### [To do]
Copy each line from the entries that the word "LEVELS" appears in.

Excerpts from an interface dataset
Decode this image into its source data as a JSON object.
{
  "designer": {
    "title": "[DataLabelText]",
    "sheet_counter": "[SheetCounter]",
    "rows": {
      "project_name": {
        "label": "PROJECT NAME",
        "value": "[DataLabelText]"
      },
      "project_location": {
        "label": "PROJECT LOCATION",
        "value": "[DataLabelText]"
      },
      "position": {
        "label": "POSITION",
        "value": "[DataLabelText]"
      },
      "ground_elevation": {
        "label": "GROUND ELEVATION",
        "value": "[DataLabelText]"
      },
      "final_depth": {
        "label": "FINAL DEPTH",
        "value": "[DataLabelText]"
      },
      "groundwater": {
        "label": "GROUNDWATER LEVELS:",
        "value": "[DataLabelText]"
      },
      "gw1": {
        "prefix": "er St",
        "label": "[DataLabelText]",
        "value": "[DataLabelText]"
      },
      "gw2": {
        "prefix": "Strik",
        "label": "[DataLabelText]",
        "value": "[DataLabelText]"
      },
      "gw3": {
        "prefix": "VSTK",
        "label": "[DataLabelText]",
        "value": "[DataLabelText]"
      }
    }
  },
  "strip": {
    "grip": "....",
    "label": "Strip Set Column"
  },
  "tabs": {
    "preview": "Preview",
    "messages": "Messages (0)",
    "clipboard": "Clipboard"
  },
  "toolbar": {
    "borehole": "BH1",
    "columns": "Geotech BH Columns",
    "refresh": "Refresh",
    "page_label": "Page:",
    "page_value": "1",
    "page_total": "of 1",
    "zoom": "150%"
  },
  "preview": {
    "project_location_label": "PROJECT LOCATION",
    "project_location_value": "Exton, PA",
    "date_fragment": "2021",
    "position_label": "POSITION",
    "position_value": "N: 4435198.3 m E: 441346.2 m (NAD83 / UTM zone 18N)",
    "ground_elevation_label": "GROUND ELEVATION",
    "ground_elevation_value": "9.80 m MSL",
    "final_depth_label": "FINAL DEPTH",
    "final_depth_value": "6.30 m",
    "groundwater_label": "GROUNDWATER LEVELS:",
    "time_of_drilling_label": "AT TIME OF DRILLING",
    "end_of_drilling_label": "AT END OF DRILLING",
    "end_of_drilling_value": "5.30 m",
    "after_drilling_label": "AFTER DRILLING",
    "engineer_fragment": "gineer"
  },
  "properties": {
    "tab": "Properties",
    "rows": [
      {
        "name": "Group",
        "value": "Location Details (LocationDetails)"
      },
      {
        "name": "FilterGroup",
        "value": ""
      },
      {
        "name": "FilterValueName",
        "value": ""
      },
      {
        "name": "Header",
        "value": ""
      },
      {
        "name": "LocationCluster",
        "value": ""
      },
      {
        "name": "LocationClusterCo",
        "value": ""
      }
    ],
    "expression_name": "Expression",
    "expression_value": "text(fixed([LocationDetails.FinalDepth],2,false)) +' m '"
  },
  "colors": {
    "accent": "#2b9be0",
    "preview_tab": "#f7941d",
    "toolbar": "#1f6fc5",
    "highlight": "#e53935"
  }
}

### [Reply to the exercise]
        "label": "GROUNDWATER LEVELS:",
    "groundwater_label": "GROUNDWATER LEVELS:",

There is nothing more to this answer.